Berlin today is a very positive and cheerful city. There is so much to see and do that it is easy for a visitor to avoid the negative aspects of Berlin and German history. Many people I know avoid to visit one place that was, to me, one of the highlights of my trip to Berlin: The Jewish Museum. I warn you, it is a mistake to miss this place!
Berlin today is a very cheerful and nice city. Its position in Europe and its past made it nowadays a truly cosmopolitan city. You can easily spend two weeks in Berlin, having the time of your life without paying much attention to its history. I know many people who rather not remember the dark moments of Berlin history when visiting this pleasant city and I understand. But there is one thing you can not miss, even if it will make you remember one of the worst moments of the history of humanity, the Holocaust. You MUST visit the Jewish Museum.
The Jewish Museum first got my attention because of the weird shape of the building. It was only when I visited it that I understood the museum is made of actually two buildings, an older one and a modern one, connected to each other.
The zigzag-shaped modern grey building was made by the architect Daniel Libeskind and it hosts the part of the museum dedicated to the Holocaust. The main attraction of the museum, the weird yet very impressive architecture of Libeskind, also hosts the part of history people don’t want to remember. Yet, to me, it is the best part of the whole museum.
What Libeskind tried to do — and I think he really achieved it — was to produce some kind of discomfort to the visitors that walk the long, dark corridors, seeing the belongings of the Jewish people that got arrested (or even worse). Wandering in this dark place and reading about the horrible stories can put a sad feeling to anyone, but there is a small detail that makes the whole experience even weirder: the building is slightly leaned. You just wont notice, it is very subtle… but you will feel there is something weird going on and a feeling of discomfort. I personally knew of this already, that was why this place was on the top of my things-not-to-miss-in-Berlin list.

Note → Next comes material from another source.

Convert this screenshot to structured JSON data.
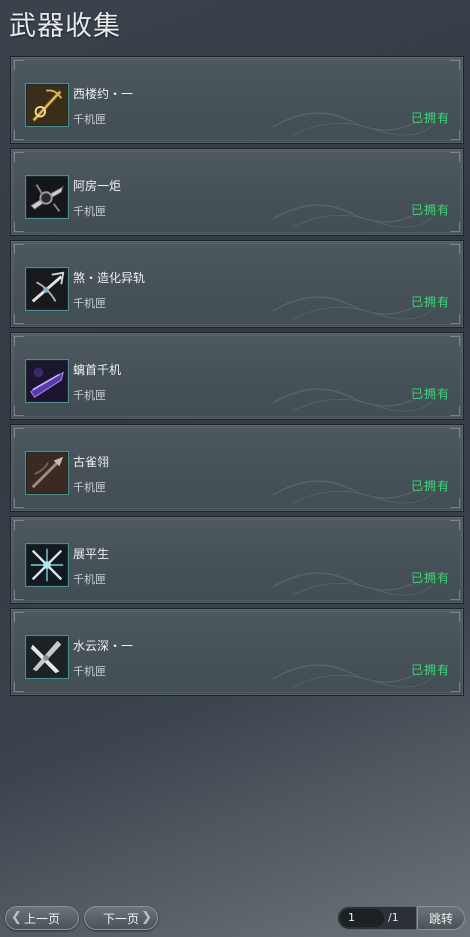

Walking through the dark corridors where the visit to the Jewish Museum starts (they are actually three axes: the Axis of Continuity, the Axis of Emigration, and the Axis of the Holocaust), I read some stories about the people that lived those horrible times. Stories about children are the ones that touched me the most. One I will never forget is one close to the heart of every lomographer: the story of the photograph that a little Jewish boy took of his parents while they were packing to run away. Later, the camera was taken by the Nazis but he managed to save the film, so you can see the picture in the museum.

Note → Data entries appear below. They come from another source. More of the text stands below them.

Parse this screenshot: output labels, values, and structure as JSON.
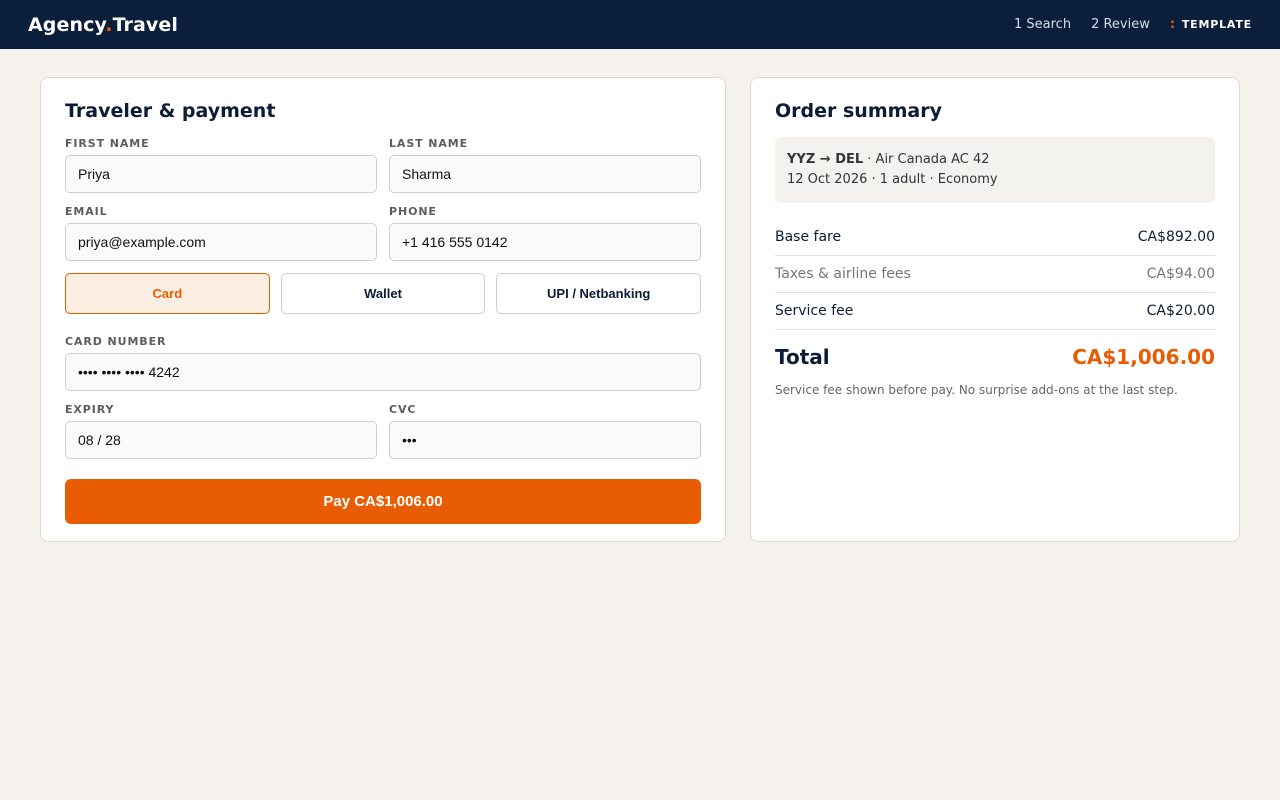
{
  "header": {
    "brand_left": "Agency",
    "brand_dot": ".",
    "brand_right": "Travel",
    "steps": [
      {
        "label": "1 Search"
      },
      {
        "label": "2 Review"
      }
    ],
    "current_mark": ":",
    "current_label": "TEMPLATE"
  },
  "form": {
    "title": "Traveler & payment",
    "first_name": {
      "label": "FIRST NAME",
      "value": "Priya"
    },
    "last_name": {
      "label": "LAST NAME",
      "value": "Sharma"
    },
    "email": {
      "label": "EMAIL",
      "value": "priya@example.com"
    },
    "phone": {
      "label": "PHONE",
      "value": "+1 416 555 0142"
    },
    "methods": [
      {
        "label": "Card",
        "active": true
      },
      {
        "label": "Wallet",
        "active": false
      },
      {
        "label": "UPI / Netbanking",
        "active": false
      }
    ],
    "card_number": {
      "label": "CARD NUMBER",
      "value": "•••• •••• •••• 4242"
    },
    "expiry": {
      "label": "EXPIRY",
      "value": "08 / 28"
    },
    "cvc": {
      "label": "CVC",
      "value": "•••"
    },
    "pay_label": "Pay CA$1,006.00"
  },
  "summary": {
    "title": "Order summary",
    "route": "YYZ → DEL",
    "carrier": " · Air Canada AC 42",
    "details": "12 Oct 2026 · 1 adult · Economy",
    "lines": [
      {
        "label": "Base fare",
        "value": "CA$892.00"
      },
      {
        "label": "Taxes & airline fees",
        "value": "CA$94.00"
      },
      {
        "label": "Service fee",
        "value": "CA$20.00"
      }
    ],
    "total_label": "Total",
    "total_value": "CA$1,006.00",
    "note": "Service fee shown before pay. No surprise add-ons at the last step."
  },
  "colors": {
    "accent": "#e85d04",
    "nav": "#0b1e3c",
    "background": "#f5f2ed"
  }
}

After a while in this dark and uncomfortable place, visiting a garden outside seems like a good idea. But the Garden of Exile in no common garden. First, it is made of 49 concrete parallelepiped and you can barely see the olive trees in top of it. But that is not all. According to the architect, the idea behind this garden is “to completely disorient the visitor.” And it sure does! The garden is not slightly leaned like the rest of the building, it is VERY inclined (12º, to be more precise). Yet, again… you can’t tell. Visually, I mean, it looks like a perfectly straight place. But, why did I feel like I was falling?! Many people won’t appreciate the experience, I guess. Well, I loved it! Be careful though, I think some people can actually feel very disoriented and even fall in this place.
Continuing the visit between the lines and voids of Libeskind’s building, you will encounter Menashe Kadishman installation, Shalechet (Fallen Leaves). About 10.000 iron faces are displayed in the ground of the Memory Void and you can actually walk over them. Again, a bit of a weird feeling as all the faces have a suffering expression. The sound produced by the people walking over the iron faces and making them clang is a very impressive part of the experience too.

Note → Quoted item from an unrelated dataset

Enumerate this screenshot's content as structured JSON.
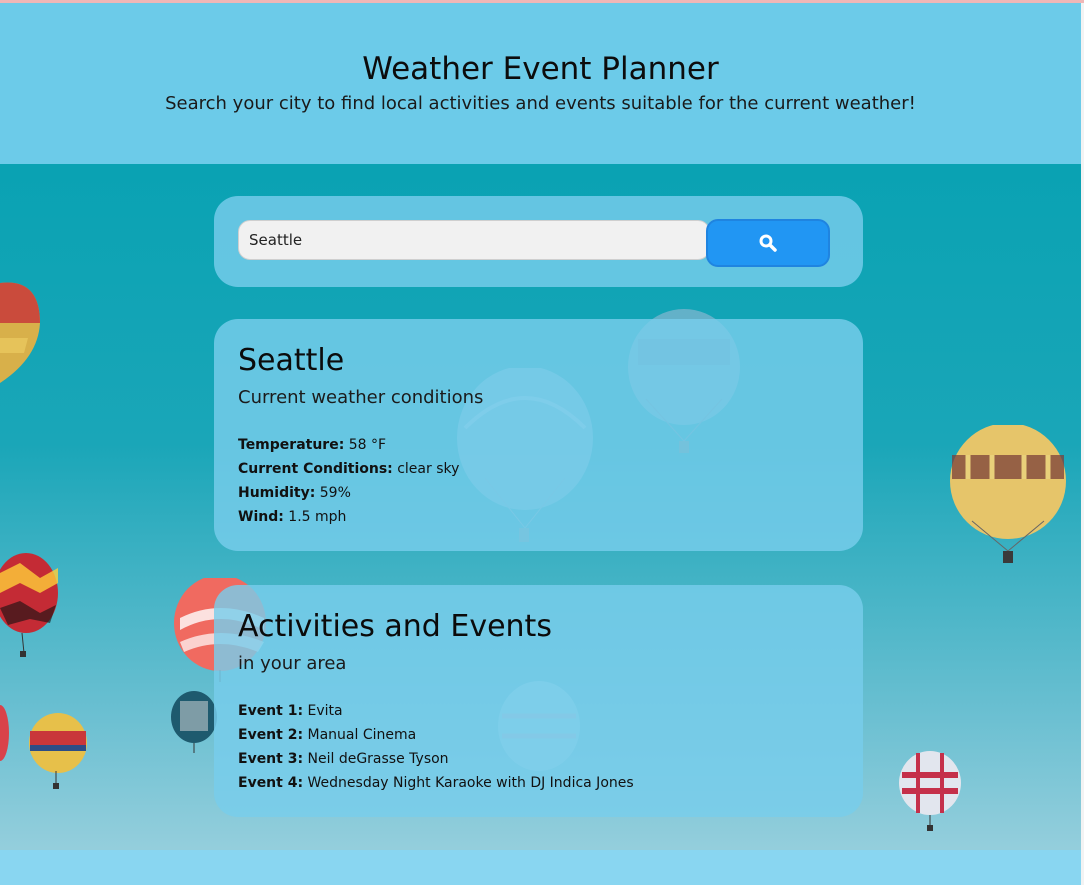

The visit to the modern part of the museum ends with the stairs that connect it to the old building, the Court of Justice built in 1735 that hosts the exhibition Two Millennia of German Jewish History. EVERY single aspect of the Jewish culture, I believe, is displayed here. I mean, there is no way a normal human being is able to see and learn everything that is shown here. I would probably visit this museum more than once if I had the opportunity. This huge exhibition, although may tire you for the rest of the day, is quite informative and interactive, the kind of exhibition I appreciate. But it is just too much! One thing I wont forget, though, are the kosher gummy bears!
After this visit, everyone deserves a rest. The garden just outside the Glass Courtyard is the right place to do it if you visit Berlin on a warm Spring week like I did.
There is just one thing I should warn you about your trip to the Jewish Museum Berlin, especially if you are a lomographer: you will never take a straight picture in your life again!